Chalk another one up to the power of social media and personal technology.
Officer Philip Nace . . . is perhaps the first Philly lawman to get benched for what a police spokesman described simply as "idiotic behavior." . . .
"Nace is nasty," said Louis Goode, 55, who has lived on the corner of Park Avenue and Auburn Street for 30 years. "It's like he wakes up on the wrong side of the bed every morning."
Goode lives on the same corner where Nace was recently recorded knocking down a basketball hoop and telling the guys with the ball to "have a good day" as he drives away in a police van. "Jesus loves you," Nace's partner yells out the window.
It apparently wasn't the first time Nace toppled the $450 adjustable hoop, which is now broken.
"He comes out here and harasses people all the time. . . . Nace is a bully," said the 21-year-old who shot the video. He asked that his name not be printed because he's afraid Nace would retaliate. He said Nace had previously banged his head against a truck . . .
Last week, the Daily News reported that Nace was under investigation after he appeared in a YouTube stop-and-frisk video that featured him berating two pedestrians, telling one man he would "split your wig open" and calling the other a "f---ing dirty ass."
"We don't want you here, anyway. All you do is weaken the f---ing country," Nace says in the video. "How do I weaken the country? By working?" the man asked. "No, freeloading," Nace said. When the man said he's a server at a country club, Nace responded, "Serving weed?"
Neither man was charged with a crime, police confirmed yesterday. Both were released following Nace's profanity-laced tirade.
The article ticks off several other incidents, many of them also including Nace's partner, who as far as I can tell has not been dismissed. It's worth noting here that there had already been a number of complaints against Nace. They weren't sustained. It wasn't until video of his bullying went viral that the Philadelphia Police Department took action.
That's a good argument for making sure it always remains legal for citizens to record on-duty cops. But it also raises some other questions. First, why didn't internal affairs take the prior complaints against Nace seriously? How many other Philly cops continue to get away with this sort of conduct?
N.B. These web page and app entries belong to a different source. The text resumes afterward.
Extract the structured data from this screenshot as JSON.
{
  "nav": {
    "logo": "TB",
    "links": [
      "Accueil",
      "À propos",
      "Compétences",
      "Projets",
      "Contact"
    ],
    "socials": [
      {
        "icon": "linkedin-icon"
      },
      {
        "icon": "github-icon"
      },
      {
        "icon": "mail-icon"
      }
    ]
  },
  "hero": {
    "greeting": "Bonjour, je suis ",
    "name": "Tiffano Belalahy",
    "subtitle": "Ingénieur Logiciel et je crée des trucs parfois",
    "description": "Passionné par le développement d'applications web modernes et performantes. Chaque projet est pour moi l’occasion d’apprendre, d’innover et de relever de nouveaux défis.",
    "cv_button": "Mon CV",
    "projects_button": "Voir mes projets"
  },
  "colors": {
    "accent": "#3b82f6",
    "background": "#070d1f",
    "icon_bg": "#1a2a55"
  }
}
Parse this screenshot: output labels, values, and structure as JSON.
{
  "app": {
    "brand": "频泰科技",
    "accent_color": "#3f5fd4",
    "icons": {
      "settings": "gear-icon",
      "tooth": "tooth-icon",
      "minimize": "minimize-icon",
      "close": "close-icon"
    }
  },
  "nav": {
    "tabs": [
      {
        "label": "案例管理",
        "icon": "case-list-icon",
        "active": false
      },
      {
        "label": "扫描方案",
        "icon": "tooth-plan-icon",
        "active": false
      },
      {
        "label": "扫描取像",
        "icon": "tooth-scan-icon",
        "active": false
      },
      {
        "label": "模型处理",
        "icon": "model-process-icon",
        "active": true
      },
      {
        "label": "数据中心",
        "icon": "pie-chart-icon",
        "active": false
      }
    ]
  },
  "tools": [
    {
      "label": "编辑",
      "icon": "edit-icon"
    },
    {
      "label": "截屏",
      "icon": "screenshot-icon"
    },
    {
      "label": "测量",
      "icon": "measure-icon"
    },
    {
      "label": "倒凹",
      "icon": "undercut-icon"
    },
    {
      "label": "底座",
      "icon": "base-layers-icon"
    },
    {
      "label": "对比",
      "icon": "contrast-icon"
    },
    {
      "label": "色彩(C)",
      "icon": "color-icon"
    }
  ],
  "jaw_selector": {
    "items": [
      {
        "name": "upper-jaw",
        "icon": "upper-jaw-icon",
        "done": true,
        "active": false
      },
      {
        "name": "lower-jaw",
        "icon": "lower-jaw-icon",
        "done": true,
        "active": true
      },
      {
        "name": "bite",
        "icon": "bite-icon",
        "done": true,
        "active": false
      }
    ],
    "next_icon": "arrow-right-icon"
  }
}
And how many complaints against an individual officer are necessary before internal affairs will stop reflexively taking the officer at his word, and start to suspect that there's a problem?